Proponents of affordable multifamily housing won a victory in a recently released New Hampshire Superior Court opinion considering the exclusionary effect of zoning directed at multifamily housing. In the matter of Great Bridge Properties, LLC v. Town of Ossipee, Judge Mohl found that certain of the multifamily housing provisions of the Town of Ossipee zoning ordinance unlawfully restrict the development of low- and moderate-income affordable housing. See Strafford County Superior Court, Docket No. 04-E-110, Findings, Rulings, and Orders dated Feb. 7, 2005 (“Order”).
In Great Bridge, a developer of low- and moderate-income affordable housing sought variances to construct six (6), four-unit buildings in a multifamily housing complex. The complex was to be located on a single lot consisting of approximately nine (9) acres. Variances were necessary since the Ossipee zoning ordinance prohibited construction of more than one principal structure per lot and otherwise restricted the scope of multifamily housing. The developer’s proposal included a mixture of one, two and three bedroom apartments and reservation of substantial acreage for green space.
In striking down portions of the zoning ordinance, Judge Mohl’s Order cites evidence gathered from an economic study of the Carroll County region and the Town of Ossipee. Compared to the region, the study concludes that Ossipee provides a disproportionately low offering of low- and moderate-income housing. In particular, relying on utilizing census data, the study indicated Ossipee’s share of low- and moderate-income housing should approach nine (9) percent. The study found, however, that the Town was only providing a little over four (4) percent of the region’s need for affordable multifamily housing.
The Order also considers the interaction of the New Hampshire Housing Finance Authority (“NHHFA”) and the availability of government funding to aid programs directed at developing affordable housing. Specifically, the Order adopted testimony from the NHHFA’s Director of Management and Development that multi-unit, cluster projects offer a more efficient and cost-effective delivery of resources than single-family or subdivision-style development. For this reason, the Order finds zoning that restricts locating multiple structures on a single lot, or clustering, indirectly hinders the development of affordable housing.

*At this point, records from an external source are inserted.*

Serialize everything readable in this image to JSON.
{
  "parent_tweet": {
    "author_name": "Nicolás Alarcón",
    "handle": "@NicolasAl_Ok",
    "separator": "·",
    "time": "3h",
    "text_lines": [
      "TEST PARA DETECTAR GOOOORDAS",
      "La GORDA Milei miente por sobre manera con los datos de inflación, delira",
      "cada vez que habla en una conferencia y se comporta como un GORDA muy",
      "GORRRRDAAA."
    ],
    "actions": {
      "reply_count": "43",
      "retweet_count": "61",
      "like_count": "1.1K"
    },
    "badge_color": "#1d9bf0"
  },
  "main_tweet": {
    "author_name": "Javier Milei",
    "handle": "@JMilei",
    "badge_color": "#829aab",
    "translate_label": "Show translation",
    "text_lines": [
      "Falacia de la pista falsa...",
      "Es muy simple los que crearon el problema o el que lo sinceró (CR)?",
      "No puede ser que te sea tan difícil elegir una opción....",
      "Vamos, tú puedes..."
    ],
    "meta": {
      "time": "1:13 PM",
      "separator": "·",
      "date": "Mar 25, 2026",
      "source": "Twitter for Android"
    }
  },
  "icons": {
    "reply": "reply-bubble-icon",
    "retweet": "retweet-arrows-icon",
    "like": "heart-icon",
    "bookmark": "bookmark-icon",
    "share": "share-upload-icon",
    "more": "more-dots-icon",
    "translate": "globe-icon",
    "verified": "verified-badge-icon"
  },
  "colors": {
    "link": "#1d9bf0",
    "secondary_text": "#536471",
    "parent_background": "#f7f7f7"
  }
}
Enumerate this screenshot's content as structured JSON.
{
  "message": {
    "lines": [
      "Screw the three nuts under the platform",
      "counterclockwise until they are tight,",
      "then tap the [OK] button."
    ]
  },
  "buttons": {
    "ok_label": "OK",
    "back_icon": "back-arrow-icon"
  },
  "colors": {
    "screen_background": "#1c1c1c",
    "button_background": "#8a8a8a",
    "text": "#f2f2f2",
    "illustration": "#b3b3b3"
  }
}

The Order provides the Town of Ossipee with sixty (60) days to replace the unlawful zoning provisions with legal regulations. The Order denies the developer’s request to bypass the planning board site plan review process, but requires that the Planning Board conduct an expedited review of the project.
While the Order may be modified by reconsideration or appeal, it is also possible that the parties will resolve the remaining steps toward development by private settlement or stipulation.
*Ari B. Pollack is admitted in New Hampshire and Massachusetts.